** Opening Supplied material block **
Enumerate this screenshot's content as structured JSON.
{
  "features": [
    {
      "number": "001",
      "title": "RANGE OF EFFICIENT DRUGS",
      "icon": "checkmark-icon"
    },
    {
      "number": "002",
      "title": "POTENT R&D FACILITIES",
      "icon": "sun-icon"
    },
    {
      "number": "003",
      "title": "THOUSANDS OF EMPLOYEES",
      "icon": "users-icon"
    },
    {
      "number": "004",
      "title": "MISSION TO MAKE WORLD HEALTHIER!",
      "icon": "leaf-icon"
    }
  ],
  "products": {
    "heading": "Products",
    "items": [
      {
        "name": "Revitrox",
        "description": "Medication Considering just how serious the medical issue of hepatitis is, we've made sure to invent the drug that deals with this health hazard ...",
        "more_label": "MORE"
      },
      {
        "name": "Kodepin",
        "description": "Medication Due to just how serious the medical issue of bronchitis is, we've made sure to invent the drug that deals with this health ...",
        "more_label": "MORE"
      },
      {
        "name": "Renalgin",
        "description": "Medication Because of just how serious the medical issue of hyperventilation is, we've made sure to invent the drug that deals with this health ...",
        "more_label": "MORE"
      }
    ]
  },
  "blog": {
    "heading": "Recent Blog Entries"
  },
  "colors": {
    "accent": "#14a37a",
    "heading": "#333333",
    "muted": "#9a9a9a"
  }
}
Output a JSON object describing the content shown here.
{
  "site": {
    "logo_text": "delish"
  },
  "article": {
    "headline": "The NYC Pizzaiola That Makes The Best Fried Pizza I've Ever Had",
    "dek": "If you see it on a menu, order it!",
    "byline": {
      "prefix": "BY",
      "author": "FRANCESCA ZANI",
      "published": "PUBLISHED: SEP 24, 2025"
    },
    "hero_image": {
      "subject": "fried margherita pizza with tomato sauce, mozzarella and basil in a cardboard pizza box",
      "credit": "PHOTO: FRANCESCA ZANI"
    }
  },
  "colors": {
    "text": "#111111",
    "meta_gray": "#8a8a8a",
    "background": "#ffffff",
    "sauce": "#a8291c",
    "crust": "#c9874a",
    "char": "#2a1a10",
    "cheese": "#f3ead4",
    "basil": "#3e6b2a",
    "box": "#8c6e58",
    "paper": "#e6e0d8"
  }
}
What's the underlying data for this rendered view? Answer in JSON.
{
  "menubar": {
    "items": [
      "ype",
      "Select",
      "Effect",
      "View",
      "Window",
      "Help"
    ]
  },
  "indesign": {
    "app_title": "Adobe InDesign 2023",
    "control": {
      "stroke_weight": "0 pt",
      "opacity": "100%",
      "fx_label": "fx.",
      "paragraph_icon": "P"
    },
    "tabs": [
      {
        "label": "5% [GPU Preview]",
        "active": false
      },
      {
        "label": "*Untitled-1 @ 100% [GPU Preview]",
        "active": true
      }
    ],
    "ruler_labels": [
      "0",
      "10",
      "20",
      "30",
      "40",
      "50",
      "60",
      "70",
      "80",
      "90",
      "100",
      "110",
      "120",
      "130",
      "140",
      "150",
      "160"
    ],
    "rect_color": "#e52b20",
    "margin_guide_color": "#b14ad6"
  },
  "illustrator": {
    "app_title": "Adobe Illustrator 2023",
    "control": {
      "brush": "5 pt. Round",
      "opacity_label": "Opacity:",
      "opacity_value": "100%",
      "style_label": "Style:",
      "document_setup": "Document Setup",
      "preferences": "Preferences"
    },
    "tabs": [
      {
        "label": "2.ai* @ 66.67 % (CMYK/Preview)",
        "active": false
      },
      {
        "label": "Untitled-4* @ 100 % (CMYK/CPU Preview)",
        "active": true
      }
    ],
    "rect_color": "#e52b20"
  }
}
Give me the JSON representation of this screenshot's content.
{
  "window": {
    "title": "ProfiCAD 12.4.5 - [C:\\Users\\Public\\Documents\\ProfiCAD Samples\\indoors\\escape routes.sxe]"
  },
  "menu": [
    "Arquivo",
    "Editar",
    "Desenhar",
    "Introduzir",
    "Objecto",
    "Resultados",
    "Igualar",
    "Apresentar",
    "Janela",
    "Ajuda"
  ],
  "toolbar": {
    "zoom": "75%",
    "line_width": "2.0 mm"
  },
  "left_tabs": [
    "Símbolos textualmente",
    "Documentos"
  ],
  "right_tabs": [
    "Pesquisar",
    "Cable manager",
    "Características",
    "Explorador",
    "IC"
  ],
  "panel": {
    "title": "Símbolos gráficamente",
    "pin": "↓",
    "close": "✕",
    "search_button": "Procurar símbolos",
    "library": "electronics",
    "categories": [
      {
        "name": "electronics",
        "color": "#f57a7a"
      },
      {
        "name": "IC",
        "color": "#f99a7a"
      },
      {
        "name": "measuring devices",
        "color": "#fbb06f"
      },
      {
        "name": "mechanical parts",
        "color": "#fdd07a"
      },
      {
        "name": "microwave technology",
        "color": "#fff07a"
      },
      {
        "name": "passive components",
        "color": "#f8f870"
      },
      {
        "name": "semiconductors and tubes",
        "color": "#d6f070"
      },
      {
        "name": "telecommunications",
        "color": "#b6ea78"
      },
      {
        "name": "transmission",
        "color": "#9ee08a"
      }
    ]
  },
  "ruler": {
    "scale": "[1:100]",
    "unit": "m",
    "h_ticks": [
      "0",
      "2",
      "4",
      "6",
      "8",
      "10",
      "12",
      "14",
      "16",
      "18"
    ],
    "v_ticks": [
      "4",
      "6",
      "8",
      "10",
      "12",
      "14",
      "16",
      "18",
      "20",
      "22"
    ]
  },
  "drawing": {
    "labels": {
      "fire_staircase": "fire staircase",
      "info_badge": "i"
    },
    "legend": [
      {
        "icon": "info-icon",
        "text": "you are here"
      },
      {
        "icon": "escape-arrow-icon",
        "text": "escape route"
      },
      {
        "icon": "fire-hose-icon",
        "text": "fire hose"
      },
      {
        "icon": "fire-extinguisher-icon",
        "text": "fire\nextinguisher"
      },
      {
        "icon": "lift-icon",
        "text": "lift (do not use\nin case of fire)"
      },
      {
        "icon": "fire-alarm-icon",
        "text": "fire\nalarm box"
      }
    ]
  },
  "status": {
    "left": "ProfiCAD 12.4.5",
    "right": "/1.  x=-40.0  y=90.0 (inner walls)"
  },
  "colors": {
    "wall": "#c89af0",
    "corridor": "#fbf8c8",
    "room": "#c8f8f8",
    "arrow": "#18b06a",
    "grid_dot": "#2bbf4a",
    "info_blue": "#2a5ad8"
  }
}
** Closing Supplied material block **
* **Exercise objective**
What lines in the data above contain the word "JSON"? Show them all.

* **Result**
Enumerate this screenshot's content as structured JSON.
Output a JSON object describing the content shown here.
What's the underlying data for this rendered view? Answer in JSON.
Give me the JSON representation of this screenshot's content.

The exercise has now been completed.